I have been meaning to discuss ‘The Lost Man Booker Prize’ even if just in a small way for some time. So when I noticed that someone had ordered my copy of ‘The Driver’s Seat’ by Muriel Spark and I needed to read it ASAP so it could get back to the library it all seemed perfect timing. So I think before I mention a little something at the end of this post I really, really want to talk about ‘The Driver’s Seat’ a book which I now have every fibre of my being crossed for it to win this new fangled prize.
As the minimal 109 page novel ‘The Driver’s Seat’ by Muriel Spark opened I knew that with a main character like Lise that I, as the reader, was in for quite an unusual treat, mind you Muriel Spark always manages to create something quite special with any book she writes. As we meet her Lise is having a bad moment in a changing room whilst shopping for a dress for her impending holiday. The bad moment in question seems to be tearing of a dress in an offended rage after being told ‘the material doesn’t stain’ leads her to feel the saleswoman is being insulting by insinuating something or some things. As we spend more time with the ever contrary Lise you begin to realise that she is definitely not quite right mentally, yet when we look at her perfect uber-tidy and neat flat and her regular sixteen year job we begin to question ourselves.
In fact it seems that the holiday the dress is for is actually some form of much needed escape for Lise and so she in a way firmly grips the driving wheel of her life and promptly goes completely off the rails into crazy unknown territory, starting at the airport before she has even boarded the plane…
“She says ‘ When you travel as much as I do you have to travel light, and I tell you, I nearly didnt bring any luggage at all, because you can get everything you want at the other end, so the only reason I brought that suitcase there is that the customs get suspiciousif you come in and out without luggage. They think you’re smuggling dope and diamonds under your blouse, so I packed the usual things for a holiday, but it was all quite unnecessary, as you get to understand when you’ve travelled as you might say with the experience in four languages over the years, and you know what your doing -“
All this from the simple question of if she has any hand luggage. You can see somethings not right as she lies constantly (though she can speak languages) for example she has barely travelled in her life. It’s also one of the only scenes where the book hints at its date of publishing, now if you caused a scene like that in an airport you would be whisked away within seconds. She then carries on regardless and in doing so meets a small quirky cast of characters along the way and heading towards a climatic life event for herself. I can’t give away anymore than that without spoiling the plot. I will say that the opening paragraph of chapter three had me saying ‘what, no, surely not’ and despite a warning I still wasn’t quite prepared for the ending, clever twist indeed. No more shall I say on the subject of plots though.
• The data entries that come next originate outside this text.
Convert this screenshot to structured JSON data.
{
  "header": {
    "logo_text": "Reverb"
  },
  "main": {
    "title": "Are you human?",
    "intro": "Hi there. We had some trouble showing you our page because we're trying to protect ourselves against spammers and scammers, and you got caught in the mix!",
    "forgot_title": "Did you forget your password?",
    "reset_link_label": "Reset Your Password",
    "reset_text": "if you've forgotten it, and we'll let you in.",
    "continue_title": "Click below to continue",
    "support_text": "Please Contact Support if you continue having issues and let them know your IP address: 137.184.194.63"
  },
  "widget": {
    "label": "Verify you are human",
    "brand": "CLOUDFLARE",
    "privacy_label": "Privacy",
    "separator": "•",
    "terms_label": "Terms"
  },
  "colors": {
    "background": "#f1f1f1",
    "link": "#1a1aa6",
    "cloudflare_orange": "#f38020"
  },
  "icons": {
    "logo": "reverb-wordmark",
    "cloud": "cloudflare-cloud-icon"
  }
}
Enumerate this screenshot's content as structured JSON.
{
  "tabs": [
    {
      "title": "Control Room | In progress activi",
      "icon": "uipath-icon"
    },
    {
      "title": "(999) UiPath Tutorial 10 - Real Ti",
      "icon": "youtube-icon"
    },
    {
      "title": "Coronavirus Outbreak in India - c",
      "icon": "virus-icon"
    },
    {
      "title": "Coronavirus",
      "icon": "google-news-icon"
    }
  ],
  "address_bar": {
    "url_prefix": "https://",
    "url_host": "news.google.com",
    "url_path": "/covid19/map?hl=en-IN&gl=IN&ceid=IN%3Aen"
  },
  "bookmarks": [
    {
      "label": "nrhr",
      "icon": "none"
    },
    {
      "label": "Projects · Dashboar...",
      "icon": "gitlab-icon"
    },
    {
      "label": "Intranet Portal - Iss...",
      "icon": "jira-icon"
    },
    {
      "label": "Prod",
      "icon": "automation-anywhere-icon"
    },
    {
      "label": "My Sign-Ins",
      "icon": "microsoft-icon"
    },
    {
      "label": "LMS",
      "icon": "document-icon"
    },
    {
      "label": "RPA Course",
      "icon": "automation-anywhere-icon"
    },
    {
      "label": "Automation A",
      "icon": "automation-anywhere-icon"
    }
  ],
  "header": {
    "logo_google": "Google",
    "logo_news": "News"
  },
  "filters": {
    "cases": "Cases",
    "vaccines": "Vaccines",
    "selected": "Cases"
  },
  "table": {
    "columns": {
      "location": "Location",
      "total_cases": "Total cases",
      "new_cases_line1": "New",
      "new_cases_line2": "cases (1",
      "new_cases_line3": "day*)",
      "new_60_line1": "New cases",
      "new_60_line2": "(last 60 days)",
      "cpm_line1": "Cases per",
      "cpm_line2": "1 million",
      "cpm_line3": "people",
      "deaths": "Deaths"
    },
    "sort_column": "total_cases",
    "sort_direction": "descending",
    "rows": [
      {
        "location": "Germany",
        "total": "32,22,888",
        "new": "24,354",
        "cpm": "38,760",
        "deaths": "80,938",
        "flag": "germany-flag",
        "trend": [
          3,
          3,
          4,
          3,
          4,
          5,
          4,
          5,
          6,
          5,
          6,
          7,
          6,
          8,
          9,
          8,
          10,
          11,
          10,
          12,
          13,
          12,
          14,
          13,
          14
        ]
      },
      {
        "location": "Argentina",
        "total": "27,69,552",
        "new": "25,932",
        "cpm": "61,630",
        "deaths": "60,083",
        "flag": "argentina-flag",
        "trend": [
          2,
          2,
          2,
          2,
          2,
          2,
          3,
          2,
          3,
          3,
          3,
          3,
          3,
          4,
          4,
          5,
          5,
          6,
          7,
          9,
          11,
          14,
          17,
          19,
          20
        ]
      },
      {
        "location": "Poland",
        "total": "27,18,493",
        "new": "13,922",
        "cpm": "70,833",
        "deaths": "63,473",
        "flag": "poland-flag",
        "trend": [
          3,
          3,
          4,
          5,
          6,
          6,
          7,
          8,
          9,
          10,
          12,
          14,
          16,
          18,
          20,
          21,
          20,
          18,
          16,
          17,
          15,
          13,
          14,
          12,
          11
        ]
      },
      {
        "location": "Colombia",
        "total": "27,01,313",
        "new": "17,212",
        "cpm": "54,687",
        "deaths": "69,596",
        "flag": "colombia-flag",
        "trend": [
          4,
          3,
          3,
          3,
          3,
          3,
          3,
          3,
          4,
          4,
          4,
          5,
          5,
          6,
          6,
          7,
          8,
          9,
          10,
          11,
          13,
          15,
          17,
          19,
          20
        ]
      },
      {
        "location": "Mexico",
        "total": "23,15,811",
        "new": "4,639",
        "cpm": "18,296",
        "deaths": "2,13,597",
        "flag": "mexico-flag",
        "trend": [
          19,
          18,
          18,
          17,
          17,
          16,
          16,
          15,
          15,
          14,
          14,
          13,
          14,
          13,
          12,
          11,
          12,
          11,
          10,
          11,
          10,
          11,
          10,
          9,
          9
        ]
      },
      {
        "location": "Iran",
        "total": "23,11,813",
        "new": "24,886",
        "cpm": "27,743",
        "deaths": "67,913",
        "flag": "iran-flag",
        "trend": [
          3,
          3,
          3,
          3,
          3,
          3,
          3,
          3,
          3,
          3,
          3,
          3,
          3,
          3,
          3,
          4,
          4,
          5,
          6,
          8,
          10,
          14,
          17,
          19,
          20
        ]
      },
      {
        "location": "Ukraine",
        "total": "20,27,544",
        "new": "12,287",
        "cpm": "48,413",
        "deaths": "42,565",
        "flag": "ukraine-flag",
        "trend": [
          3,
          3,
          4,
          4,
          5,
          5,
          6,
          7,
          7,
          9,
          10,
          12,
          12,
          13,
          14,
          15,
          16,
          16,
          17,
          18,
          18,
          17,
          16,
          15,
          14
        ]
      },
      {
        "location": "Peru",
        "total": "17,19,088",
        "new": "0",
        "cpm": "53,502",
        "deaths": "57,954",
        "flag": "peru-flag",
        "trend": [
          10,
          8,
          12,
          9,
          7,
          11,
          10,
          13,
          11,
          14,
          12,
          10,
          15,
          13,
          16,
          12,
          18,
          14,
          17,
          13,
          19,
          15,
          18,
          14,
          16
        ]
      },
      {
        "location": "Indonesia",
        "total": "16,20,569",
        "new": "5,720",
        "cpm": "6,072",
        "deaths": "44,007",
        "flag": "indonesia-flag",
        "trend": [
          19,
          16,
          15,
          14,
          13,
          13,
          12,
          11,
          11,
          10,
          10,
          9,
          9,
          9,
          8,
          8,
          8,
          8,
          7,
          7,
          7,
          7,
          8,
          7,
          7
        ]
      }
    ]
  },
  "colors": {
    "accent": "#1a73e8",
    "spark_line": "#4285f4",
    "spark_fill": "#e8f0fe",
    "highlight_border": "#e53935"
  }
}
I will say I think this has almost instantly become my favourite Spark yet. In comparison to some of the other works of hers I have read this has the darkest undertone despite its bright cover and flamboyant lead character. It also packed one of the hardest punches yet, and I will say I thought The Girls of Slender Means had a dark twist; this one hits you early on. It also see’s Muriel dabble in a genre that I wouldn’t have seen her try and yet she does brilliantly in her own Sparkish way. I realise I sound vague but I do so hate to spoil things and this is a book that should not be spoiled in any way at all and in fact if you haven’t read must be read immediately.
So this wonderful little book with a punch simply needs to win ‘The Lost Man Booker Prize’ no questions asked. It has hurt to give it back to the library it really has. I have probably jinxed it now, but if it doesn’t make the short list then I will be both shocked and appalled and might just kick off like I imagine Lise would. I bet you all thought I‘d have instantly said that any Susan Hill contending novel should win? What does everyone else think of this new Man Booker prize, a good idea or not? And what do we make of the long list? Who else thinks this book simply has to win? Who has indeed read this marvellous Spark novel and what did you think?